Safety is a precondition to the roll-out of Connected and Automated Driving (CAD) on our roads. However, safety validation is rather a complex and technical issue. During the vehicle lifecycle, interaction with road users and the environment as well as highly variable safety scenarios have to be considered. In last week’s ERTICO Academy webinar, leading experts and representatives from the EU-funded HEADSTART project presented solutions for a harmonised approach for bringing safety into our driverless vehicles and onto European roads.
“We can only reap the full benefits brought by CAD with a multidisciplinary approach involving all relevant transport stakeholder sectors. This is where ERTICO comes in. The ERTICO Partnership, with its 120 mobility stakeholders, is the ideal eco-system in which to make a real contribution to the research, development and deployment of connected and automated driving. Harmonisation and standardisation are key enablers for interoperability and smart mobility solutions must include a variety of technologies across different sectors. ERTICO’s aim is to work towards the adoption of harmonized standards and methodologies to seamlessly combine a variety of devices and platforms into one service”, says Stephane Dreher, Senior Manager at ERTICO.
The EU-funded HEADSTART (Harmonised European Solutions for Testing Automated Road Transport) project, in which ERTICO participates, defines testing and validation procedures of Connected and Automated Driving functions including technologies such as communication, cyber-security and positioning. The tests are carried out in simulation, on test tracks and real-world fields to validate safety and security performance according to the users’ needs. A unique feature of this project is that an expert network has been created in its early stages. “Collaboration is essential to be able to develop the most harmonised methodology Europe-wide and globally. To ensure this, the expert group is used as an active tool in which we engage with stakeholders, re-assess needs and requirements continuously to avoid misalignment”, says Álvaro Arrúe HEADSTART project coordinator. The three-year long project aims at a European approach on the complex topic of safety assurance in automated vehicles, with a consortium based across nine different countries. The project partners are either leading or coordinating relevant European CAD projects, and are heavily involved in strong national projects. Their experience, expertise and methodology used forms a knowledge base that collectively can be applied towards a Europe-wide solution.
“Safety assurance is complicated.
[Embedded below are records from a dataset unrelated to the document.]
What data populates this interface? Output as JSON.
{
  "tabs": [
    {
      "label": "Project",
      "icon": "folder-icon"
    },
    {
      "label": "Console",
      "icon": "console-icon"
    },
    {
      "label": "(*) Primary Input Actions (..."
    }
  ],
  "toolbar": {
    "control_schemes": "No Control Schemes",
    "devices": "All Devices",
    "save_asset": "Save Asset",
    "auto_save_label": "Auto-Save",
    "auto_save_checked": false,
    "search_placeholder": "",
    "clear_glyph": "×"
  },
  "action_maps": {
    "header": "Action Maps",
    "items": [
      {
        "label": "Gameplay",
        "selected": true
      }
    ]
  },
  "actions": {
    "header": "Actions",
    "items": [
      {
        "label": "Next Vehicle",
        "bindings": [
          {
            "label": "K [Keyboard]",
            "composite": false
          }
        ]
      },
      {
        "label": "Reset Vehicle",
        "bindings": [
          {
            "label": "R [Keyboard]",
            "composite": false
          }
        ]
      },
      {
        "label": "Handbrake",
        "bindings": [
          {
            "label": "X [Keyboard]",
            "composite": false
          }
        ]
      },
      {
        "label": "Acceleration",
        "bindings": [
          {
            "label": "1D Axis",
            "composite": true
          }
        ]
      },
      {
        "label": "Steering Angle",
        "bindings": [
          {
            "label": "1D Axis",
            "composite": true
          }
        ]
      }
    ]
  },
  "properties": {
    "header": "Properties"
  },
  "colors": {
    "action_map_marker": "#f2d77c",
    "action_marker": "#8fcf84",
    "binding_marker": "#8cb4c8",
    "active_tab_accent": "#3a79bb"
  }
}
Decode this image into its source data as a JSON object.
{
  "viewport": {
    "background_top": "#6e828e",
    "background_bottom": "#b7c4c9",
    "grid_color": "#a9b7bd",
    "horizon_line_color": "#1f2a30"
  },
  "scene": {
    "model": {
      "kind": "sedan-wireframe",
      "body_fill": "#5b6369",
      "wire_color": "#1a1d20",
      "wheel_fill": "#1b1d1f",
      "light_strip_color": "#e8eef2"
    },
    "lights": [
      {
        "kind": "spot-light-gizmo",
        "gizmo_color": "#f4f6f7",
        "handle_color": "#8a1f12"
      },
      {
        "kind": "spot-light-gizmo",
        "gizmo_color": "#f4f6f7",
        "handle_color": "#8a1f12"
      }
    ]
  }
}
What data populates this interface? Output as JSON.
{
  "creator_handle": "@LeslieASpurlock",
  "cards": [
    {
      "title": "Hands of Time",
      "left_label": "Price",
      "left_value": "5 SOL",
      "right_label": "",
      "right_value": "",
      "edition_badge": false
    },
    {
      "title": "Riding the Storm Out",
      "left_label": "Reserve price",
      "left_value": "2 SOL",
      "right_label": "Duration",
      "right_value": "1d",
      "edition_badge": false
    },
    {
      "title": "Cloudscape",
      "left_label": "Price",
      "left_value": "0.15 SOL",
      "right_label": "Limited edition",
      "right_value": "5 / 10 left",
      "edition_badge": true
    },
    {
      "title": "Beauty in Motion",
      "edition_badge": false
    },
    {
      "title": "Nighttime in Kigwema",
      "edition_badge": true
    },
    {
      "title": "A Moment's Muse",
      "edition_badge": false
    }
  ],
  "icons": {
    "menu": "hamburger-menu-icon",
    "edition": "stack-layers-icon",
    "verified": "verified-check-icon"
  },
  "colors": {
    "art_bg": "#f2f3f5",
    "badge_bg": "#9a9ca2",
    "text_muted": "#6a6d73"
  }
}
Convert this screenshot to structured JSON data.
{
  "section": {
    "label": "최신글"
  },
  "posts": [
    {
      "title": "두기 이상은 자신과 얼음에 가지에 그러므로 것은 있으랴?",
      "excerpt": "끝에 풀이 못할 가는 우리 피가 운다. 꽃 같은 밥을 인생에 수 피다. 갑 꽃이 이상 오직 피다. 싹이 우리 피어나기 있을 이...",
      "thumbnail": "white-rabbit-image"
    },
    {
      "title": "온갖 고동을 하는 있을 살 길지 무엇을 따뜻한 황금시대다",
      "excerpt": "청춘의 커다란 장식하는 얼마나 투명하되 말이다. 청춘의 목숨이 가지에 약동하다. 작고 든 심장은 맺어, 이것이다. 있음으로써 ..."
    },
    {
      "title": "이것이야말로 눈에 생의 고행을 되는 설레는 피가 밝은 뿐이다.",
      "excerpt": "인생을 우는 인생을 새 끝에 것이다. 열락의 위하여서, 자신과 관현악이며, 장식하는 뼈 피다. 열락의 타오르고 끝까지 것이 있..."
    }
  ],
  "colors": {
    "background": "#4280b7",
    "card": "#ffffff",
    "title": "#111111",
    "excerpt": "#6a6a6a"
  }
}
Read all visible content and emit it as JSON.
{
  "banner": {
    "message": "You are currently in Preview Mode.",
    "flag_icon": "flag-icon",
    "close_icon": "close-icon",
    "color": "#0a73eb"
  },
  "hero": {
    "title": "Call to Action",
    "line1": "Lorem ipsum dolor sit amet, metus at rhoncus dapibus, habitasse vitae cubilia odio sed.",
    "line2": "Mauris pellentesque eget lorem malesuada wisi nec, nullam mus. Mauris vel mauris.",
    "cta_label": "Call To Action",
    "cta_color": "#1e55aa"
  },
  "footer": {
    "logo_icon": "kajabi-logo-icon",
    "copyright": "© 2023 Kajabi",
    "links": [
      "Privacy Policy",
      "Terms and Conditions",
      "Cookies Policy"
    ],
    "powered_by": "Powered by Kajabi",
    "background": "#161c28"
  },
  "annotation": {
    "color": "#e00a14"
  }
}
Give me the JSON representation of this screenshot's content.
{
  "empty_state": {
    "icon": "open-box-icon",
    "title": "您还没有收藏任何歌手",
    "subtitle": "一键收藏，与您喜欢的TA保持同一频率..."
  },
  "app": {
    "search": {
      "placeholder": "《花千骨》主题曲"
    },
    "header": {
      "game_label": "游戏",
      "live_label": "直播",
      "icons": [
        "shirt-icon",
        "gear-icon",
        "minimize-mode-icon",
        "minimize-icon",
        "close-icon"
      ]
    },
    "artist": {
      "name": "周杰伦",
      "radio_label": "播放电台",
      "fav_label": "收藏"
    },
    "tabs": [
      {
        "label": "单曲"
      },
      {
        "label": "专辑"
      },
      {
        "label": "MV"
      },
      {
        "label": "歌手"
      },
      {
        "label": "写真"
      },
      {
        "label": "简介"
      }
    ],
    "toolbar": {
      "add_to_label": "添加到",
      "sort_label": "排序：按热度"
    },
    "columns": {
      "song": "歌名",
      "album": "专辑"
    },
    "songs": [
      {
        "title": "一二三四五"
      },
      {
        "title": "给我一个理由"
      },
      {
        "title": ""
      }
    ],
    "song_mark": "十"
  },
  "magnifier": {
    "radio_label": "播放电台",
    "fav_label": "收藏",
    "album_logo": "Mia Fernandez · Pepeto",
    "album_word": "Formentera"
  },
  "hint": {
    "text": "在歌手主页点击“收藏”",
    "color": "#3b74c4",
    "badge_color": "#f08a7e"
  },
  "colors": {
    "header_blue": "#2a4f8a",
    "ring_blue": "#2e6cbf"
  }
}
When it comes to Level 3+ systems to be tested, several calculations show that we would have to drive billions of kilometres to encounter every possible scenario. In addition, there is currently no evaluation methodology available yet for Level 3+ systems”, explains Nicolas Wagener, Scientific Assistant at RWTH Aachen. The need to create a collaborative data driving safety assurance tool is evident. “By collecting the data together and saving it just once in a common database we can select the relevant scenarios for each function, but do not have these immense distances for testing each time. Instead, we can use a common database to derive the relevant scenarios”. Many national and international projects are already underway in tackling the challenges of CAD safety validation. However, a collaborative, harmonised approach is needed and a common methodology and consensus on international level is the key to success.
“Technologies like positioning and V2X communication can improve the robustness of Automated Driving functions as they enable the vehicle to include information that is out of the range of its sensors. They however introduce risks for new failures and need to be taken into account in validation methodologies”, says Andrea Steccanella from CRF, who is leading the Positioning Working Group in the project. Cybersecurity and trust in the information are essential. One of the particularities of the HEADSTART approach is to take these technologies into account in the validation process.
The ERTICO Academy Webinar series once again has shown that collaboration across borders is indispensable for making smart mobility a reality. Closing the gap between different initiatives to avoid fragmentation is essential when it comes to deployment of Connected and Automated Driving in the future. To find out more about ERTICO’s activities on Connected and Automated Driving, please contact Stéphane Dreher. To learn more about the ERTICO Partnership and how you can benefit from teaming up with ERTICO, please contact Cordelia Wilson.
Watch the full session below. Registrations for the next webinar on “How to support fast innovation through different levels of physical and digital infrastructure measures?” are open here.